The impact of education and enforcement begins to drive down piracy amongst Generation Y
But 40% of young Brits are still downloading illegal content and a quarter state that nothing will deter them
A combined strategy of technology, IP appreciation and ultimately enforcement, are beginning to have an impact on attitudes to software piracy amongst the under 35’s. This is according to research issued by the Federation Against Software Theft (FAST) into the perception of intellectual property amongst the 18-35 age group.
According to the research 84% of the sample of 500 questioned, stated that they download digital content, however 40% of them claimed to knowingly downloading illegal content.
When questioned why they downloaded pirated content 35% claimed that if they could get something for free, why shouldn’t they, while 40% stated that legitimate content was too expensive.
Music remains the most commonly pirated download mentioned by 84% of the sample followed by film and business related software was cited by a quarter of the sample.
Alex Hilton, CEO, FAST, commented: “We commissioned this research to try and understand the attitudes of Generation Y in the increasingly commoditised digital world, together with the impact of enforcement and education messages. Whilst streamed content from the likes of Netflix and Spotify help reduce theft, with 25% claiming it has made content more accessible and affordable, there is still 26% saying it has made no difference to their behaviour).
“We still have a long way to go to change attitudes towards Intellectual Property. When we asked the simple question whether enforcement action taken by ISPs had altered behaviour patterns, only 20% stated that it had. A massive 71% of those asked claimed it had made it harder to download the content they wanted, but had not stopped them. What was the most startling figure was the 10.5% who said it made no difference whatsoever.
When we went on to ask what would stop a consumer from downloading we found that over 65% of our sample would do so following a ‘cease and desist’ letter from an ISP or IP owner. But the other statistic that reminds us all in the IPR sector why we need to remain vigilant was the 25% who said not even a fine or prosecution would stop them,” he continued.

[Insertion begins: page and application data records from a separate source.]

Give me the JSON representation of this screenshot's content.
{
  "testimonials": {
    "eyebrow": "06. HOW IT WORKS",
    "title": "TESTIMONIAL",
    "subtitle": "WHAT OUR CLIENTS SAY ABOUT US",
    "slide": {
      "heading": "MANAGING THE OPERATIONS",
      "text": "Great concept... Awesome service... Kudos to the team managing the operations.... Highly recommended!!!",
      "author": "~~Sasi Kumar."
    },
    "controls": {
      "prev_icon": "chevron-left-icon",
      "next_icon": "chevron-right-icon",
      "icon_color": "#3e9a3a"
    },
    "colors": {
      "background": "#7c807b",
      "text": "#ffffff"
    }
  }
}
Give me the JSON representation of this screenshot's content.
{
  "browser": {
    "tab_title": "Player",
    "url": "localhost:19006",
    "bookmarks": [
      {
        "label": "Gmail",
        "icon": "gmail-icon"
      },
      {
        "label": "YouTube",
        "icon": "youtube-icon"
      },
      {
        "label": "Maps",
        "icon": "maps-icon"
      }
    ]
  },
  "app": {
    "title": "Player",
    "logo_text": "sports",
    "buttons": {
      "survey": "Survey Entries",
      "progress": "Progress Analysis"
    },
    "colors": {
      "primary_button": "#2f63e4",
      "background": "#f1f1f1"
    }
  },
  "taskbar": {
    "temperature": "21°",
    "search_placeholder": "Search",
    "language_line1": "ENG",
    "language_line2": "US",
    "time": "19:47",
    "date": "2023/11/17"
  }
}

Mike Weatherley MP for Hove and Portslade and IP Advisor to David Cameron, stated: “Over the past few years the UK Government has adopted a dual approach to IP protection. On the one hand we have worked with the IP industries to help educate the public as to the consequences of IP theft. Through this we have seen a concerted effort from not only the software vendors but music and film companies as well, making their business models attractive to users.
“The alternative approach of a beefed up enforcement regime is also playing a powerful roll as these research findings seem to indicate. Consumer behavior is beginning to change, as attitudes, accessibility and affordability all come into play. But we have a long way to go as there appears to be huge resistance amongst a large section of society,” he added.
Key findings include:
- 20% of the sample stated that changes made by ISPs to block illegal sites have actively stopped them from downloading illegal content, while 71% stated that they had found it far harder to find and did not put them off, while a rump of 10.5% stated it made no difference at all
- A fine (30%) or a criminal prosecution (20%) were also found to be the most effective deterrent to illegal downloads
- A staggering 25% of the sample said nothing would deter them from downloading pirated content
“The software industry needs to keep vigilant. It is not just that a quarter of this sample refuse to change their behaviour patterns, it is about perception. When we asked our sample how serious did they perceive digital piracy to be over 29% still believe that it is legitimate, given the profits the rights holders make. Amongst Gen Y only 15% of the sample believed it to be a serious issue. So perhaps the mantra we need to take forward from this research is that we need not only to change behaviour but win the education battle,” concluded Alex.